The coronavirus lockdown in the U.S. is going to cost cities an astounding $360 billion in revenue through 2022, according to estimates from the National League of Cities.
Pennsylvania is going to be hit the hardest, according to Bloomberg. The state is at risk of losing 40% of its total revenue this year. Not far behind are Kentucky, Hawaii, Michigan and Nevada. The projections take into account the expected rise in unemployment and assume that every 1% of unemployment will cause tax revenues to drop about 3%.
The analysis was performed by looking at how unemployment would affect specific state and city revenue streams.
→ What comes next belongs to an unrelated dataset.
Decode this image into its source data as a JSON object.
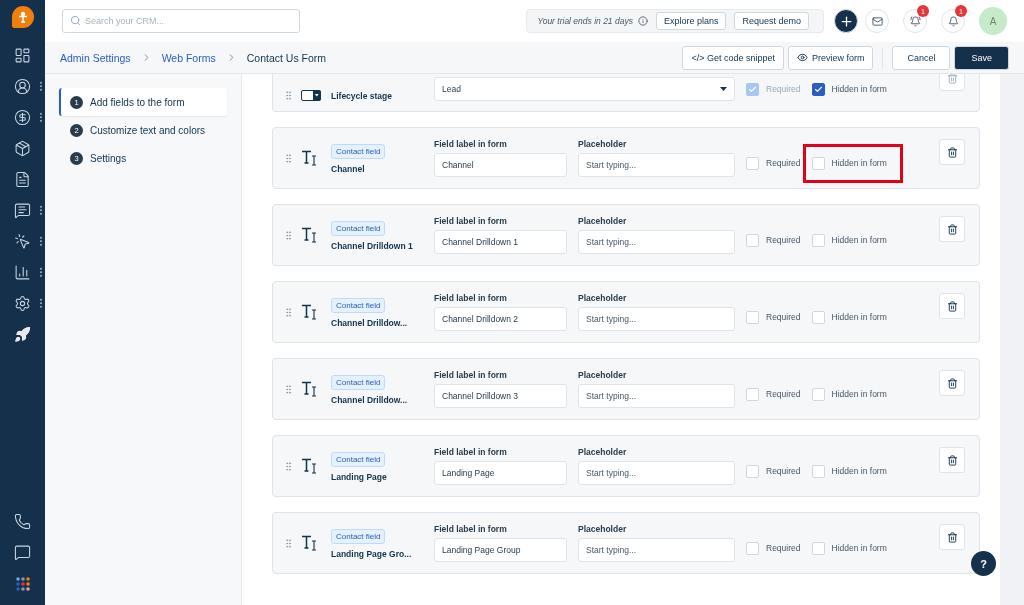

It combined those changes with each respective state or city's tax structure to estimate the impact.
Bloomberg's piece says that the states need help "from the Federal Government" to avoid drastic budget cuts, but the truth of the matter is that they need help from the Fed. The Federal Government, nobody seems to notice, is broke.
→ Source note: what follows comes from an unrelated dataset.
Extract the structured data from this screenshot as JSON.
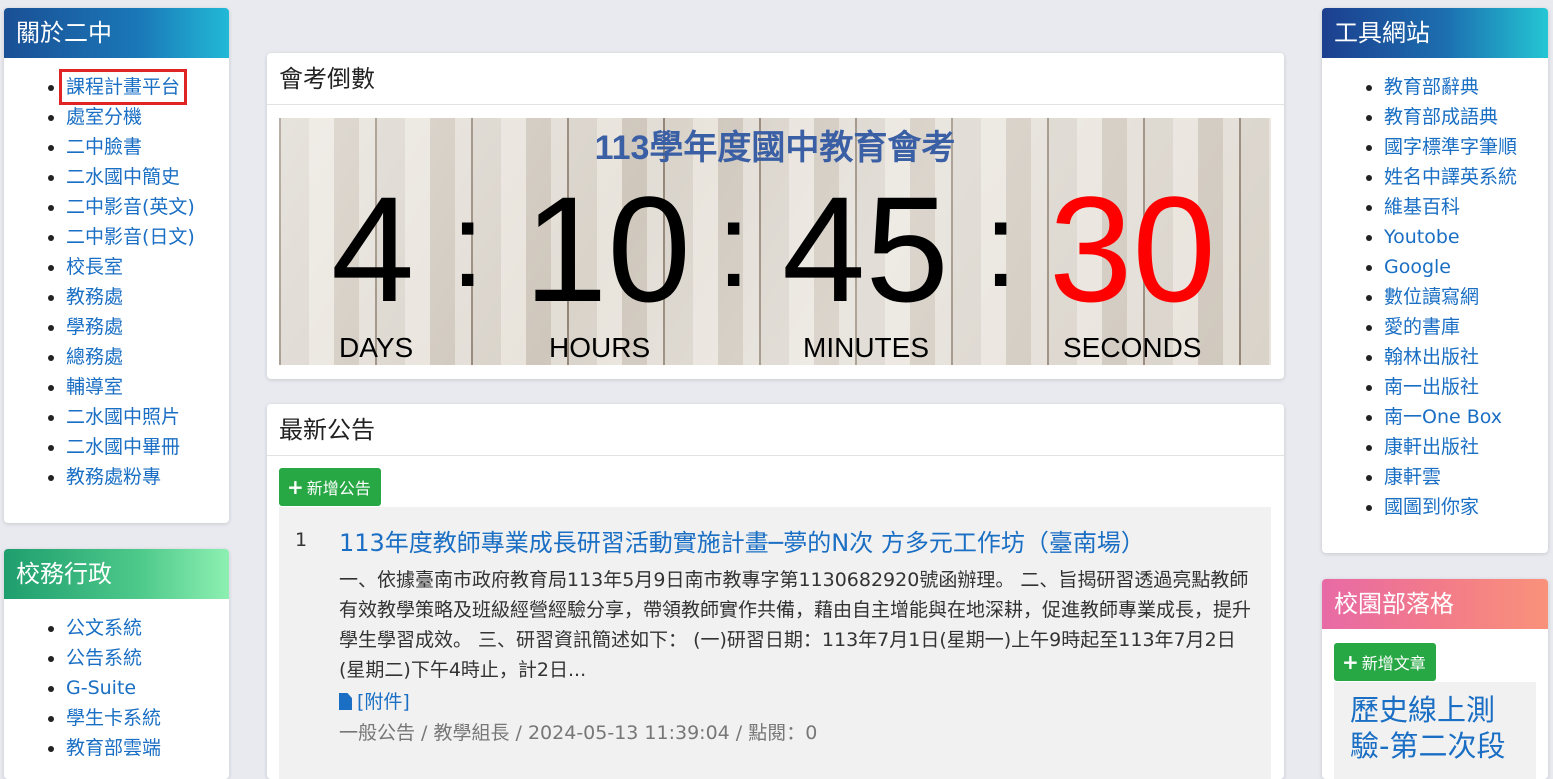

The analysis comes a day after the Fed said it may need to implement more stimulus than the $3 trillion it has already enacted. Democrats are currently proposing $1 trillion bailouts for state and local governments.
Clarence Anthony, the league’s chief executive officer, said: “If America’s cities are not provided the funds from the federal government, we won’t be a part of the economic solution. This survey, and the findings, puts a face on the impact of the pandemic and the need for city leaders to get direct funding to respond quicker than at the state level, where most of the funding has gone in the past.”
He continued: “If any communities are facing a big challenge in America, it’s the small cities that may be wiped out, not only by the pandemic and the lack of access to health care. They’re being wiped out because of the loss of jobs to the small businesses, the loss of industry, and loss of hope.”
The numbers are starting to pile up for major cities: San Francisco is expecting budget shortfalls of $3.6 billion over the next four years and Houston is facing a $169 million shortfall, causing it to furlough 3,000 workers. Houston will have to use its rainy day fund to balance its budge.
Good, that's what a rainy day fund is for.